Venmo launches credit card

P2P payments giant Venmo has launched its first credit card, which comes with a personalised rewards setup and a built in QR code.

The contactless Visa card, issued by Synchrony, can be managed within the Venmo app, where customer track their spending, which is organised into categories such as groceries, bills, dining and transportation.

Each month, the card gives customers cash back to their Venmo account based on these spending categories: three per cent for the one on which most was spent, two per cent for second, and one per cent for the third.

The card, available in five designs, also has a unique QR code which can be scanned to activate it and by friends to send a payment or split a purchase,

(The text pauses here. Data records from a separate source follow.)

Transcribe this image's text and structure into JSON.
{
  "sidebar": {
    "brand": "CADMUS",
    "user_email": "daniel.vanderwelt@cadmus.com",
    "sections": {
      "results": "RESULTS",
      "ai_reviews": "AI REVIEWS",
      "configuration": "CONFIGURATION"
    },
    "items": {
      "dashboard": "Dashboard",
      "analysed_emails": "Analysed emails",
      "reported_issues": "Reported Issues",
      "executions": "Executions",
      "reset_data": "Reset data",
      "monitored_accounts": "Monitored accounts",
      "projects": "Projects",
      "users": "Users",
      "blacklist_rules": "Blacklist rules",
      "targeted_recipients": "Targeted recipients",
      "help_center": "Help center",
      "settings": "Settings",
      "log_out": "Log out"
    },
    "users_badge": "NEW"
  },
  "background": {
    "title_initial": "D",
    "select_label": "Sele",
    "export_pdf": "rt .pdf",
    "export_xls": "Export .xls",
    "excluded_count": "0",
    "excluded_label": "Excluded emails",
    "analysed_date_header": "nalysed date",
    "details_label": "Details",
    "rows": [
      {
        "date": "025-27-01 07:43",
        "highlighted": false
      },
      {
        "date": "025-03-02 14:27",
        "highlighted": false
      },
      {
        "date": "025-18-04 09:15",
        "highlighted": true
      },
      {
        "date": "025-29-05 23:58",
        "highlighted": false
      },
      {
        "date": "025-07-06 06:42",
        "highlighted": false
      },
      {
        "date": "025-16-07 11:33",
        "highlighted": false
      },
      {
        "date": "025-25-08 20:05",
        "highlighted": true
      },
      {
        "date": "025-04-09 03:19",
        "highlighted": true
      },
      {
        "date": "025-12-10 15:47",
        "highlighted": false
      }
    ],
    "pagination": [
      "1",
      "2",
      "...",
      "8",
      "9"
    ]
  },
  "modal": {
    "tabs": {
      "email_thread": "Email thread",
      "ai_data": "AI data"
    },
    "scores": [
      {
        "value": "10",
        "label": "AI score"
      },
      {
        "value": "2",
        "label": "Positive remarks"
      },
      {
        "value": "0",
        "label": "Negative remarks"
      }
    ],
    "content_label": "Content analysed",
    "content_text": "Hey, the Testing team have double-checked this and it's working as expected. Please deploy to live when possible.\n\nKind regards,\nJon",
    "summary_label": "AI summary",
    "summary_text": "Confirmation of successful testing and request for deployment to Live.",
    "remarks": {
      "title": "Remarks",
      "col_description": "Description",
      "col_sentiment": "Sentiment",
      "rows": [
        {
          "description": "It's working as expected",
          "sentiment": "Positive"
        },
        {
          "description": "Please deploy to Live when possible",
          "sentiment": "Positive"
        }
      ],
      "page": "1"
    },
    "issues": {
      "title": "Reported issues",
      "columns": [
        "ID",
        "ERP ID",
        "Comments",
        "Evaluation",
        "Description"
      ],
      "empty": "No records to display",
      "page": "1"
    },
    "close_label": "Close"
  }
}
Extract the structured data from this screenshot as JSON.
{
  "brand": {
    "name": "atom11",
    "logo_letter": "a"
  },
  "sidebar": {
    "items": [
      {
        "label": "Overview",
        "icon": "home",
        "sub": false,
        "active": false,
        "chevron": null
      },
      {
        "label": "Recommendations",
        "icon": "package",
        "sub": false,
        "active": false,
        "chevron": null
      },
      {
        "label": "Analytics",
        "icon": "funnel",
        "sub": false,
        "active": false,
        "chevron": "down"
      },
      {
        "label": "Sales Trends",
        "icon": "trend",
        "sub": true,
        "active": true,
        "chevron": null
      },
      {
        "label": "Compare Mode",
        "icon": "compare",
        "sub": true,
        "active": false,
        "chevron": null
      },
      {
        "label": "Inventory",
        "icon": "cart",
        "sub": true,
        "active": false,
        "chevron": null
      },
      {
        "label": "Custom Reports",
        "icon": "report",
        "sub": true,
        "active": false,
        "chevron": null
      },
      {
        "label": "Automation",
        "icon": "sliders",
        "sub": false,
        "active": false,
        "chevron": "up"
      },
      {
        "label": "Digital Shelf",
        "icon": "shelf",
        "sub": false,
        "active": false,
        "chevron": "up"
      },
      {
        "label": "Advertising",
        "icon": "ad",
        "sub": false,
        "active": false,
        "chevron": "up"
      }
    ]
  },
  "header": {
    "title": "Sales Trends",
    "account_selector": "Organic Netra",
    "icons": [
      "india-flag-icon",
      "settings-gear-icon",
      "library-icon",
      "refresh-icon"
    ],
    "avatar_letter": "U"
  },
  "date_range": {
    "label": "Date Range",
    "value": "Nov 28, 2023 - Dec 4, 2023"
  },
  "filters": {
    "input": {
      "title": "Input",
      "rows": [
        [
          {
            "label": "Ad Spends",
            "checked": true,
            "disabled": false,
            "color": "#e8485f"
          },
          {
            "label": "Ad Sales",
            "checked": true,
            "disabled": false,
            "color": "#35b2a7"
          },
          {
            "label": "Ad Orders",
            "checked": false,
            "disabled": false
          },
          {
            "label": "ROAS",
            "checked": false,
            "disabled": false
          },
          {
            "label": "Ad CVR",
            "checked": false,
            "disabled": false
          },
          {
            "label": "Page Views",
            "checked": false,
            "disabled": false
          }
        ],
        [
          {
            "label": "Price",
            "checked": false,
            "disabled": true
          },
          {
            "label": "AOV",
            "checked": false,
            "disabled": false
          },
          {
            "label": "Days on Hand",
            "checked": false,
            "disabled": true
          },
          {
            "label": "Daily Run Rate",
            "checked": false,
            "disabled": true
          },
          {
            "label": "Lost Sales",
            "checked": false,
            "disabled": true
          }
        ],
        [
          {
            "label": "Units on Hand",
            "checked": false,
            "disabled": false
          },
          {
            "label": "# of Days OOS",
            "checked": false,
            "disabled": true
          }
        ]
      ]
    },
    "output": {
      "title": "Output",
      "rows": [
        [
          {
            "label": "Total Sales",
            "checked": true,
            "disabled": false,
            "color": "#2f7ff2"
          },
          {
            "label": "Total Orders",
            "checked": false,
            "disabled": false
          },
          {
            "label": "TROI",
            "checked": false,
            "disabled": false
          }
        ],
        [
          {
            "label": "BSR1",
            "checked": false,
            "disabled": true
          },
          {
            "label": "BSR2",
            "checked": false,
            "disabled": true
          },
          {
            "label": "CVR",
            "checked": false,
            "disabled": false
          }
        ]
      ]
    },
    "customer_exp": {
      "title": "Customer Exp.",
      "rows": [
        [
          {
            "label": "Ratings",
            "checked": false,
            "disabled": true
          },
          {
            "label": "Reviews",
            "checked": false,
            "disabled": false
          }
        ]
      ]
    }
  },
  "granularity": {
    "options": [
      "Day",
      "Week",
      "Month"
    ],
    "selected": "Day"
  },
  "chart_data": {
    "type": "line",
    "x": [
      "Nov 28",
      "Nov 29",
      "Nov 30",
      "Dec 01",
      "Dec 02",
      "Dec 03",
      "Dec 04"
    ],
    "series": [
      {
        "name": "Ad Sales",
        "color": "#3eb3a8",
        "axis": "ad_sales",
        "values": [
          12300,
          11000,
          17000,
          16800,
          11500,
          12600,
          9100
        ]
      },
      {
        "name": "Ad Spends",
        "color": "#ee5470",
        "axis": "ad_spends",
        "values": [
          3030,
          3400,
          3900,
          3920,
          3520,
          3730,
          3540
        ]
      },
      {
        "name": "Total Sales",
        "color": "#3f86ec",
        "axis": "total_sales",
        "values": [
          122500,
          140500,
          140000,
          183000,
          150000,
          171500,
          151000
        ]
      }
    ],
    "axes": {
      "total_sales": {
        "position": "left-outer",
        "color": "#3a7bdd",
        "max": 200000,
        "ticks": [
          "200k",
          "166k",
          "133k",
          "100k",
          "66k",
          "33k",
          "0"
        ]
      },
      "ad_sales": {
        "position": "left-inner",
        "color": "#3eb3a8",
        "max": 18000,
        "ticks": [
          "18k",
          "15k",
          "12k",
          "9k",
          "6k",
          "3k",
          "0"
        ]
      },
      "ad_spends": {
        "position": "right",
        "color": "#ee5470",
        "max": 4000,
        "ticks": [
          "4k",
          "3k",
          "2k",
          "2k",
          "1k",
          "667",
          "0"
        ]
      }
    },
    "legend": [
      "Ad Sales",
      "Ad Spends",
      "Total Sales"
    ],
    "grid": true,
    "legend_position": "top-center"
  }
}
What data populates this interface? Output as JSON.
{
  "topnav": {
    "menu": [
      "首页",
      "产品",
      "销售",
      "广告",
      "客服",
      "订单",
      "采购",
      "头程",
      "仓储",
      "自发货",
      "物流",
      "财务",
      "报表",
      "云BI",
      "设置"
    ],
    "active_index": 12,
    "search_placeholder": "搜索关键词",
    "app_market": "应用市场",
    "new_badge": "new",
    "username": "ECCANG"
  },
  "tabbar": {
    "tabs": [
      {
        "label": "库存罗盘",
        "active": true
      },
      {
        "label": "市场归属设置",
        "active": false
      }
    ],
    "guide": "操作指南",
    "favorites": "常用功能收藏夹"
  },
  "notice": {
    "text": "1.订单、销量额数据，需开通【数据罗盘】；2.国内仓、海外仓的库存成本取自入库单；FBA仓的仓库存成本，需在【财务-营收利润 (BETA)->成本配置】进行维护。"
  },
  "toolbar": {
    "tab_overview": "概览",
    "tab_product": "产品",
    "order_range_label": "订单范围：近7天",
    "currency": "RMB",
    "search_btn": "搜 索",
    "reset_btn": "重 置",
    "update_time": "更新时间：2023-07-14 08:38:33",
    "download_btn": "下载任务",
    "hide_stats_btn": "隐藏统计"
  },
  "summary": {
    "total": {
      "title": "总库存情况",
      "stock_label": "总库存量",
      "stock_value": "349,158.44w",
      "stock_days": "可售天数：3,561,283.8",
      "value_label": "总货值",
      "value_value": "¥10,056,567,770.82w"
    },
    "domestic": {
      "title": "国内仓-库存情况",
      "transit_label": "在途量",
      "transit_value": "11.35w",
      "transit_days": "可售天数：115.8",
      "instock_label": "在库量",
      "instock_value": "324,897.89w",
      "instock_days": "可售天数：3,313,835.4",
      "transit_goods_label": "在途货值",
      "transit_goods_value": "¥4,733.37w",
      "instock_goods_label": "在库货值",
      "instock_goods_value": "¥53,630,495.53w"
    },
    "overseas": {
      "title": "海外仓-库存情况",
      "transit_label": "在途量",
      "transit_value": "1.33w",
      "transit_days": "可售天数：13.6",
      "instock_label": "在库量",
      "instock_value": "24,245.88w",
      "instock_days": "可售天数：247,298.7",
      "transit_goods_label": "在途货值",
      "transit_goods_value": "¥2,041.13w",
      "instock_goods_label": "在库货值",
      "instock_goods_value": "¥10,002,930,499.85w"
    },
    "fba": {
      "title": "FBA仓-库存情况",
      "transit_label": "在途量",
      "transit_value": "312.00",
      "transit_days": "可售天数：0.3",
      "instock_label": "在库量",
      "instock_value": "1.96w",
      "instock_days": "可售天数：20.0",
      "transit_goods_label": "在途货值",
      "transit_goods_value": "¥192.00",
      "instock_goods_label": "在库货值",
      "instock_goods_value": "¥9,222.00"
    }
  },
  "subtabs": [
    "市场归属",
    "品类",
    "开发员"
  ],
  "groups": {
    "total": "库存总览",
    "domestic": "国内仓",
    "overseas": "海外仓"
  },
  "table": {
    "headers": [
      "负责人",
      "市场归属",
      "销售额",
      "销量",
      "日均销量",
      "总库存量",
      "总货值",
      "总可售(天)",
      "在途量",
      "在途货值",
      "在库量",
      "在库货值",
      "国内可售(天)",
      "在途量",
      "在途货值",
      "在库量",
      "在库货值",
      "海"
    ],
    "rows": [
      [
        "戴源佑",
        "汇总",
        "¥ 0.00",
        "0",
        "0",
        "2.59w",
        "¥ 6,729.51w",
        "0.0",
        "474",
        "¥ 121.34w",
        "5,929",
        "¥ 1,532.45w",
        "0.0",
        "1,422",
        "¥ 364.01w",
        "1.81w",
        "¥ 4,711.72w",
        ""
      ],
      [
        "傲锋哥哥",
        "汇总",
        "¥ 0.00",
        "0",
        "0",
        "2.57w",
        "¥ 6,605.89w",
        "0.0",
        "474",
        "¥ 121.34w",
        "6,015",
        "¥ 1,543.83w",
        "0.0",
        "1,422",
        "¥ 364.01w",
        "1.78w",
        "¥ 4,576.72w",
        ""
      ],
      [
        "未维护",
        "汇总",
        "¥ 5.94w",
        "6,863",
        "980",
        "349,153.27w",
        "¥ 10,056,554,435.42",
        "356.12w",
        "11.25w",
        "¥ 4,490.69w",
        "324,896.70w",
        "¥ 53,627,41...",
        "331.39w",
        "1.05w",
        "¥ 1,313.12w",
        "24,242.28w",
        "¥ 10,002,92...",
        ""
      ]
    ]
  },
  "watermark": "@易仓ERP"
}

Darrell Esch, SVP, general manager, Venmo, says: "The card gives our customers the same unique Venmo experience they already know and love, in an intuitive, easy-to-use card and rewards program, that's all seamlessly managed and controlled from the Venmo app."

Comments: (2)

A Finextra member
A Finextra member 05 October, 2020, 14:32Be the first to give this comment the thumbs up 0 likes

I wonder what the business model is behind this new card? If there's no annual fee how can they afford to give a cashback of 3% on their highest category of spending?

Ketharaman Swaminathan
Ketharaman Swaminathan - GTM360 Marketing Solutions - Pune 06 October, 2020, 12:231 like 1 like

Cashback of 3% is not on *their* but *my* highest spend category. It's possible that my second and third highest spend categories on which I get 2% and 1% cashback respectively turn out to be Venmo's highest MDR category on which it earns >=3%, so there's a source of revenue there. On top of that, there are fees and interest charges plus new sources of revenues like advertising fees off of credit card spends.

Of course, all this is relevant only if Venmo is under any obligation to have a profitable business model in the first place. That's not a given when scores of fintechs - among startups in other industries - enjoy skyhigh valuation despite making paltry revenues and whopping losses.